Next, D’Estaing captured the British colony of Grenada on July 4 in a bloody two-day battle in which French soldiers stormed the British fortifications on Hospital Hill overlooking St. George’s Harbor. Sartine had instructed d’Estaing to destroy British outposts in the Caribbean, but not to occupy them. D’Estaing, however, ignored those orders and garrisoned St. Vincent and Grenada.
Byron arrived off Grenada and engaged d’Estaing not knowing that he had been heavily reinforced. The battle that unfolded on July 6 consisted of a series of powerful broadsides delivered by the larger French fleet that compelled Byron to break off the action after four of his largest warships had been demasted.
D’Estaing’s victories in summer 1779 in the Lesser Antilles resulted in the British admiralty issuing orders that all of the troops Clinton had transferred to the Caribbean the previous autumn to remain in the region. Although Clinton had counted on getting back at least half of the troops he had sent, not a single one returned to the North American mainland.
During d’Estaing’s lengthy stay in the Leeward Islands, the British had captured Savannah, Georgia, in December 1778. Before returning to France, d’Estaing decided to make one more attempt to assist the Americans in an attack. The French admiral set sail in August 1779 for Savannah. The following month, in cooperation with American Maj. Gen. Benjamin Lincoln, d’Estaing besieged Maj. Gen. Augustine Prevost’s 3,200 British troops garrisoning the city.
While Lincoln’s Patriots sought to prevent the British from reinforcing Savannah by land, d’Estaing put ashore his French infantry. He launched a major assault on a key British position on October 9, but it was repulsed with heavy losses. Having failed the Americans a second time, d’Estaing departed Savannah for France on October 17.
D’Estaing, who had been wounded twice at Savannah, returned to France on crutches. He was widely criticized by the ministers of the French court, as well as the Americans, who felt he had not done enough to assist the Americans during his lengthy expedition. But to his surprise Louis XVI praised him for, in the king’s words, adding laurels to his crown by capturing St. Vincent and Grenada.
D’Estaing staunchly defended Marie Antoinette at her trial in 1793 during the Reign of Terror phase of the French Revolution. Although he supported the reforms of the revolutionaries, the Committee of Public Safety regarded him as a reactionary. For that reason, he was sent to the guillotine on April 28, 1794.
Although there was never a question of d’Estaing’s bravery in battle, he had been slow to engage the British at New York and Newport. Moreover, at Newport he seemed to doubt the military competence of the Americans to conduct a successful siege, and therefore abandoned them to their own fate.
Regarding his performance in the Leeward Islands, d’Estaing allowed four demasted British ships to escape after the Battle of Grenada when he should have taken them as prizes.

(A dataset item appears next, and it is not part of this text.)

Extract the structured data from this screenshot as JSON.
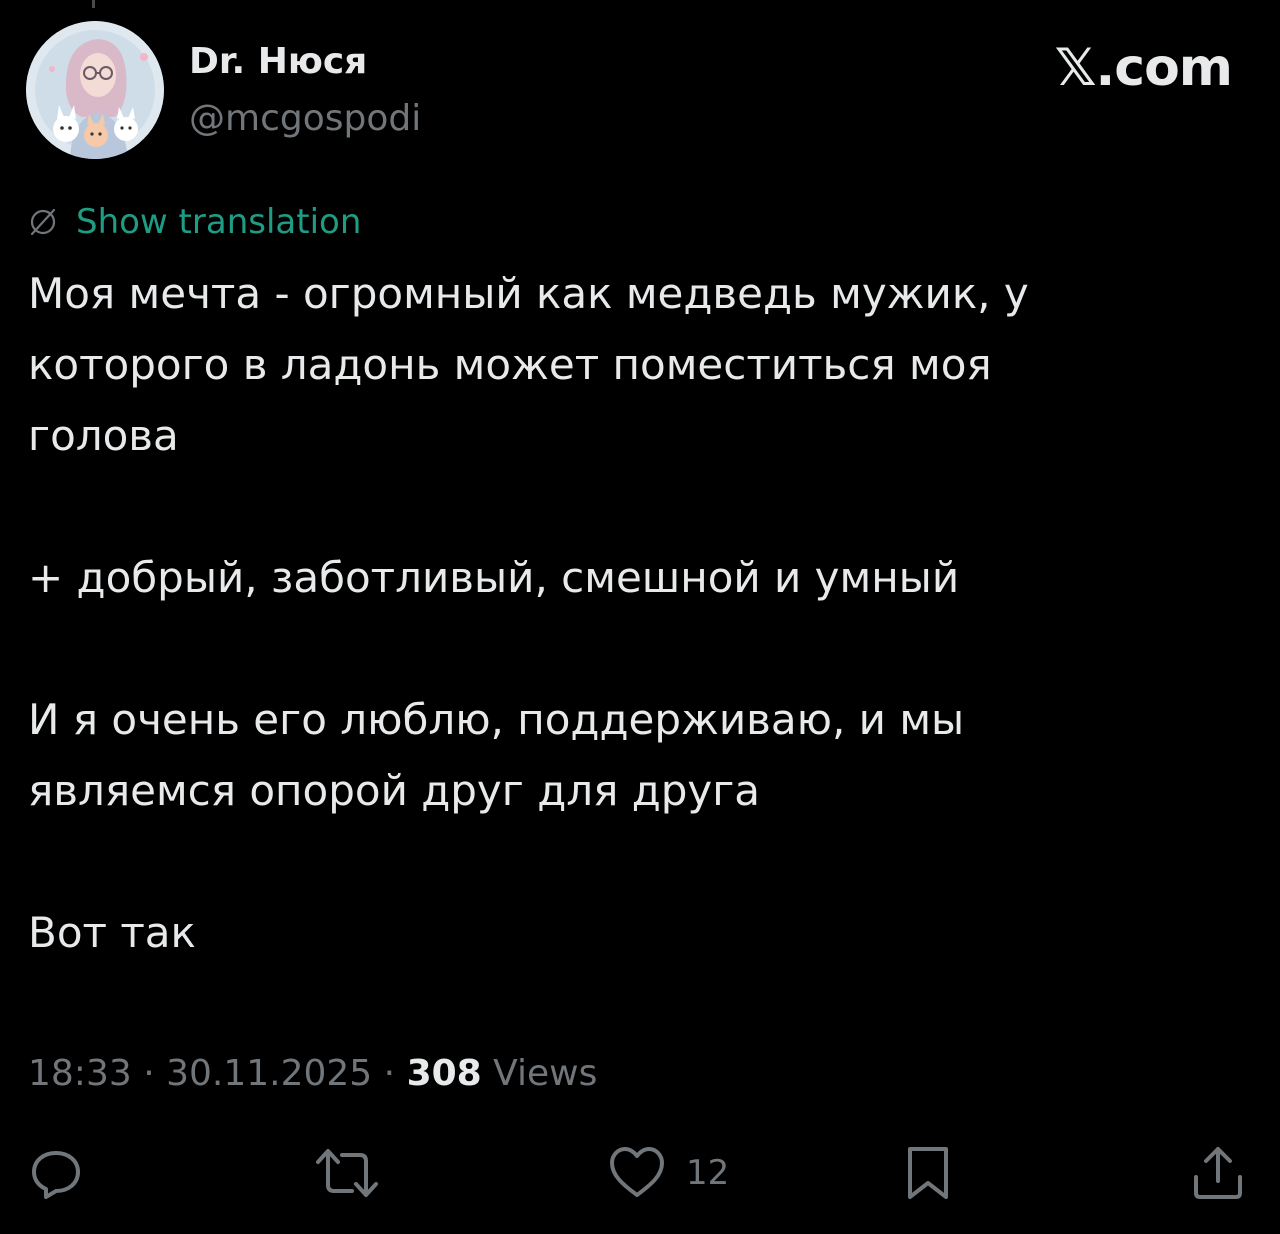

Nevertheless, his capture of St. Vincent and Grenada reversed French fortunes in the Caribbean theater, tying down British warships and regulars that otherwise would have been committed to the fight against the Washington’s Continental Army.